The most farcical of these three portraits of femininity under duress, El Zohairy’s Cannes Critics’ Week–winning Feathers asks the least of its antiheroine, an Egyptian housewife whose frivolous, domineering husband (Samy Bassouny) seemingly morphs into a chicken during a magic act at their son’s birthday party. A lightning rod at the El Gouna Film Festival last year, Feathers has been snubbed by some Egyptian industry luminaries as a poor representation of the country’s contemporary culture. One cannot predict the faith, good or bad, with which an international audience will view this film, but Feathers certainly provokes with its irreverent exaggeration of the quotidian. The unnamed matriarch, played by Demyana Nassar, seeks solutions to her husband’s metamorphosis with more duty than emotion, the preservation of the family’s livelihood remaining her paramount concern. While she takes on odd jobs to support her three young sons, the housewife’s attempts at restoring her lackluster husband to his human form become more and more absurd—ranging from visits with occultists to the invitation of farm animals into the family home—despite the relatively simple goal: a return to domestic balance, no matter how dissatisfying that might be. The dark humor of Feathers’s denouement rivals that of Jeanne Dielman, making a poignant statement about the potential for liberation even in the most tradition-bound of households.
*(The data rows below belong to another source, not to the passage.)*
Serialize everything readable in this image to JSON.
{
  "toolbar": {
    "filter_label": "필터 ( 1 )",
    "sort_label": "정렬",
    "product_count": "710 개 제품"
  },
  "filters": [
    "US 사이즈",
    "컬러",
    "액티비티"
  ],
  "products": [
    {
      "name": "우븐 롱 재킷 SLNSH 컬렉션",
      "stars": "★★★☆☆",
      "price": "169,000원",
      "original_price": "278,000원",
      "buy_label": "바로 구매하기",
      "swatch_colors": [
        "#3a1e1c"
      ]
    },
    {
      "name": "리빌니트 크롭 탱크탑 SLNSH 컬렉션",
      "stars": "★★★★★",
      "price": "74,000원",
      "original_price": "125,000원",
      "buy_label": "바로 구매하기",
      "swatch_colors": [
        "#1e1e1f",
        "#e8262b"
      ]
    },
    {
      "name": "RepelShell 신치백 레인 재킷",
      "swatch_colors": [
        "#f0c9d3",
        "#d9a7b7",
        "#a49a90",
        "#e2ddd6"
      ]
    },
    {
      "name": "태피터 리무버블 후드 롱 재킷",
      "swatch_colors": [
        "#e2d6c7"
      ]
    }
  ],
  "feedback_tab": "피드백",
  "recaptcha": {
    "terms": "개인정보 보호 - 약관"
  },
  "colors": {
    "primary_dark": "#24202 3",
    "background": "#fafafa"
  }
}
Tomasin Fonseca is a film critic based in New York City; her work has been published in The Advocate, The Los Angeles Review of Books, Reverse Shot, and elsewhere.